Problem details:
In how many lines of the data does the word "Encoder" appear? Give the number by itself.

(Data to use Opens)

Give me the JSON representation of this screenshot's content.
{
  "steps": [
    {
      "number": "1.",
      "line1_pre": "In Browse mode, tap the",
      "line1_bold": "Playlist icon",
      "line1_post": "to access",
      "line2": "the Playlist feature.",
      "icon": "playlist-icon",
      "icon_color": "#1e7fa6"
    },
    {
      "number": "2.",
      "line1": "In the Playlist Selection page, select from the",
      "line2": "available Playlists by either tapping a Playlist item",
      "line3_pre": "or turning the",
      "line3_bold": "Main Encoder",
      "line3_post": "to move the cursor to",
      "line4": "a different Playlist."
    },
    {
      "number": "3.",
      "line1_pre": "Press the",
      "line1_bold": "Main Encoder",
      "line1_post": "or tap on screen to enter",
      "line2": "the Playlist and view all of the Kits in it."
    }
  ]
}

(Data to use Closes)

Written reply:
2